### [EXERCISE DESCRIPTION]
Give only the number of lines in the records below that contain the word "time".

Component data from apps and pages

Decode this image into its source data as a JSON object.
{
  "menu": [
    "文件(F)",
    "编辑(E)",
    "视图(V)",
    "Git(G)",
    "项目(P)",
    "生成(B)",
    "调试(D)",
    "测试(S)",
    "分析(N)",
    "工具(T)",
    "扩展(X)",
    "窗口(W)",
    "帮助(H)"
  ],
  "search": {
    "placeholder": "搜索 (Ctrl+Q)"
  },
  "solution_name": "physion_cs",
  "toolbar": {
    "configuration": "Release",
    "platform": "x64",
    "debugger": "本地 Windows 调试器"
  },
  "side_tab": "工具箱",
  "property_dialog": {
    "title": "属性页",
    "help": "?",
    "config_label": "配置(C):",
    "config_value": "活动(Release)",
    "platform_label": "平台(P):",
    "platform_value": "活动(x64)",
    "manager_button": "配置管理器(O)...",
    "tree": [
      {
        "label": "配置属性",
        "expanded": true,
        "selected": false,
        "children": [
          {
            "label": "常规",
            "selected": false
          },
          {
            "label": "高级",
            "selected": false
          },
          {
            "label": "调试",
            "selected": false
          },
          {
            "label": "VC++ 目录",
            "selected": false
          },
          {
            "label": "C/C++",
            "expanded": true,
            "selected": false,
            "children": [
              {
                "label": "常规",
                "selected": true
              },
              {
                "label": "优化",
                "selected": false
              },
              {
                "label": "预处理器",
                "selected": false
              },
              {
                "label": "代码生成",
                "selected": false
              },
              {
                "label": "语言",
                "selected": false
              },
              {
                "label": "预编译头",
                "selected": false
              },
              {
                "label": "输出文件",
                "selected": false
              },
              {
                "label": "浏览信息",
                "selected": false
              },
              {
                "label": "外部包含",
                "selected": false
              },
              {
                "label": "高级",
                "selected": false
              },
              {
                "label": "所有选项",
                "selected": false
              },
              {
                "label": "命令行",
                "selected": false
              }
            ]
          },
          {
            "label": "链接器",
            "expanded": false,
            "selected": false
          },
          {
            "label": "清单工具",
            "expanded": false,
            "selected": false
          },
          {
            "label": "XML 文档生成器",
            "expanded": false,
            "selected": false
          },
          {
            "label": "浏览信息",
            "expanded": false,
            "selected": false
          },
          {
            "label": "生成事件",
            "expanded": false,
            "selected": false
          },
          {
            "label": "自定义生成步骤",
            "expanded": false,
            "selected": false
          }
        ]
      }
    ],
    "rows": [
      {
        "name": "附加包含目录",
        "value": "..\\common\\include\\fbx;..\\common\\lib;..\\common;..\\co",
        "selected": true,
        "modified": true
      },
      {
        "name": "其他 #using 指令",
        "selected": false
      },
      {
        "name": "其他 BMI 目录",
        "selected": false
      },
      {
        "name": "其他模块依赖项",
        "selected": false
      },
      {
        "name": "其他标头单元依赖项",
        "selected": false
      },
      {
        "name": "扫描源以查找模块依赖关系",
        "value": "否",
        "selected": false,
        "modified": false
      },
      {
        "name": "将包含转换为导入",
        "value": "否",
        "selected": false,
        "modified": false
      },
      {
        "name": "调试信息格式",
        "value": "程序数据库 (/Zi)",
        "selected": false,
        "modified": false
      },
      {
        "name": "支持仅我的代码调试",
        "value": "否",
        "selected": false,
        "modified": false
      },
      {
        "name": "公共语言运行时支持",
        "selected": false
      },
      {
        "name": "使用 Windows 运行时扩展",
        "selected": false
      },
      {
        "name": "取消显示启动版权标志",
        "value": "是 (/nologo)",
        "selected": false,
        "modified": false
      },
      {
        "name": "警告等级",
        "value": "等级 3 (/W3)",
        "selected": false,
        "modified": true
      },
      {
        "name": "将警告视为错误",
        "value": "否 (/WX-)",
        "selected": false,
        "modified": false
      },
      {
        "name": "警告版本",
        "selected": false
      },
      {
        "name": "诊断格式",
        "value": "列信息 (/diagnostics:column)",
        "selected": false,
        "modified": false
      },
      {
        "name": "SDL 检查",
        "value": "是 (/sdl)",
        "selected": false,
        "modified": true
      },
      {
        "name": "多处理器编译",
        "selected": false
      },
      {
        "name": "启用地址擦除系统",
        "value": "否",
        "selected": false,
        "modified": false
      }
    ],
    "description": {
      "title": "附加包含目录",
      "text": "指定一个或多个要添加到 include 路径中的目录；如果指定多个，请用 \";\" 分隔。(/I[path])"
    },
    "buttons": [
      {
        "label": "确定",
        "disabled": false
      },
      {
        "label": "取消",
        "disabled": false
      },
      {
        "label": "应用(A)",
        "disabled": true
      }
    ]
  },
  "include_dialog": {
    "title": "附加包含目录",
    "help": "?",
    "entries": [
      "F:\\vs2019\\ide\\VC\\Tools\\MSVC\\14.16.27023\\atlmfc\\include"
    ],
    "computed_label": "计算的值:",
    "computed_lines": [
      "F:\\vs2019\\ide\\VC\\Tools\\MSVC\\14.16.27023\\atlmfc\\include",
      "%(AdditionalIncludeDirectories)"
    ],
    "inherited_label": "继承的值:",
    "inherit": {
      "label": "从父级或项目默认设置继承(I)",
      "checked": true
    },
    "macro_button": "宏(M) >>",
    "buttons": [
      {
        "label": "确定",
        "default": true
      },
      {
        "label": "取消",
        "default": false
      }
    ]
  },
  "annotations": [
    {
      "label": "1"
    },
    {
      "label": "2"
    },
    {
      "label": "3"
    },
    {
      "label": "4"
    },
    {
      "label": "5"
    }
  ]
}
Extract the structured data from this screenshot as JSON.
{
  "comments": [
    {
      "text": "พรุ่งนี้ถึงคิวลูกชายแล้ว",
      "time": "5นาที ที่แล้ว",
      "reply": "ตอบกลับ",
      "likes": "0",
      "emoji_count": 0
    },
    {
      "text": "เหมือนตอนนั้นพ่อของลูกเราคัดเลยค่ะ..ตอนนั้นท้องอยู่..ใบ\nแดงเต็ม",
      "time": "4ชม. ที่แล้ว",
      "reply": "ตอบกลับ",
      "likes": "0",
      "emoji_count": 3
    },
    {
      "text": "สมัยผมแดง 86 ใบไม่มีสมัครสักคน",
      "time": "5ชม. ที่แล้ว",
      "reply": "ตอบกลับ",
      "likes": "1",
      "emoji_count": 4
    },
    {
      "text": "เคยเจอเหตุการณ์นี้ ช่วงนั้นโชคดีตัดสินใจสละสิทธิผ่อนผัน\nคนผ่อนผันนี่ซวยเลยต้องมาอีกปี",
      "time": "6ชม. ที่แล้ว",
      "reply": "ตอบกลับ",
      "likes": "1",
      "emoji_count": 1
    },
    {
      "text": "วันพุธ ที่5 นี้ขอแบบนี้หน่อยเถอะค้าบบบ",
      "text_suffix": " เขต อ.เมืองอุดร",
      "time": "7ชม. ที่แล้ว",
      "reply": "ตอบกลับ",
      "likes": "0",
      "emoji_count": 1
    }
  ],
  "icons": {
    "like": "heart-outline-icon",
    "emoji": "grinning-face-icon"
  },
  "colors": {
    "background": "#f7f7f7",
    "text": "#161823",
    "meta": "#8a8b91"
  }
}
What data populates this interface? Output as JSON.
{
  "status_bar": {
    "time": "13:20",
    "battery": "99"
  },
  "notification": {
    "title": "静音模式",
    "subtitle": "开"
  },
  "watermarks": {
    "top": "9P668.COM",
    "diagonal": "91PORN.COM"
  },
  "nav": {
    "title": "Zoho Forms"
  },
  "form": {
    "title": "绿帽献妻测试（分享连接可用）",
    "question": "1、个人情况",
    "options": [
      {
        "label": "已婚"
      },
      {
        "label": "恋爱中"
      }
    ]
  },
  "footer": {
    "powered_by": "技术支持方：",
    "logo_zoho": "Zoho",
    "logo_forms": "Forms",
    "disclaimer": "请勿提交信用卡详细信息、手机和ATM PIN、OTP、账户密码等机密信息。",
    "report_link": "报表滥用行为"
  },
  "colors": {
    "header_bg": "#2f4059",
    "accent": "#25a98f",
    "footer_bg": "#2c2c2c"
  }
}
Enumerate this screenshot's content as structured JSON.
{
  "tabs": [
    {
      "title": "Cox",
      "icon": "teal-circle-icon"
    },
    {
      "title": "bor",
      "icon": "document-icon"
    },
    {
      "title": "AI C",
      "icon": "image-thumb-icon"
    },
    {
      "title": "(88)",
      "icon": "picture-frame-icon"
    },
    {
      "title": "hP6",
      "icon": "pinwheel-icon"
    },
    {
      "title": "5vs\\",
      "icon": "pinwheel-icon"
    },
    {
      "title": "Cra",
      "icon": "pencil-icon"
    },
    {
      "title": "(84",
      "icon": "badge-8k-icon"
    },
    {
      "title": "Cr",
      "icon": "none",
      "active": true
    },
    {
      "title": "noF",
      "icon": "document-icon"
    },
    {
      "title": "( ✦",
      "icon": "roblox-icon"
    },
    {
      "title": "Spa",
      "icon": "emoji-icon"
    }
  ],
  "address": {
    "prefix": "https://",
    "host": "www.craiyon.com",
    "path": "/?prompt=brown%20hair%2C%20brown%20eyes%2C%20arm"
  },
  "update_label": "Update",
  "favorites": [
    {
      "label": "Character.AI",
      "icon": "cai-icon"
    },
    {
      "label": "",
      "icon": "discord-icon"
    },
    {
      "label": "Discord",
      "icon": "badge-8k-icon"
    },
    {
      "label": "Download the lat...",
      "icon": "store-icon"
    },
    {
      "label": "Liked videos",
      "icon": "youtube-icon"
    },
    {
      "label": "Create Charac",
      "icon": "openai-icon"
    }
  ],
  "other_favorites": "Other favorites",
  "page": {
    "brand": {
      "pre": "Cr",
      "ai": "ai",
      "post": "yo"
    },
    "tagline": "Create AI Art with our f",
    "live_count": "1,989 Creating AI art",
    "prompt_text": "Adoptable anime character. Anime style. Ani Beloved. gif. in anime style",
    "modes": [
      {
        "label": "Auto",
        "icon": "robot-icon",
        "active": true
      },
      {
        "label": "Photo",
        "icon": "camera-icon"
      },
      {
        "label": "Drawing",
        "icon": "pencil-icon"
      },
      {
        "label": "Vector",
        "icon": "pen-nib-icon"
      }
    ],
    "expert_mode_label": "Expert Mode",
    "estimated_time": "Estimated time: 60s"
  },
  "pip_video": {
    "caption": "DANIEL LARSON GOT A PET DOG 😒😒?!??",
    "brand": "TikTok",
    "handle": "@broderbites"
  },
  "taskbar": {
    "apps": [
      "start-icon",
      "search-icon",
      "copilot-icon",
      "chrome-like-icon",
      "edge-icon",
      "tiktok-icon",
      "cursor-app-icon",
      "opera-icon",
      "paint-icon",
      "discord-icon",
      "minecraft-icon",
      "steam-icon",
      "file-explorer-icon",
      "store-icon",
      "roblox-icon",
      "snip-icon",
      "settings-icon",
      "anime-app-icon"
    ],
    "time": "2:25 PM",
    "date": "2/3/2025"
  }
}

### [TASK OUTPUT]
8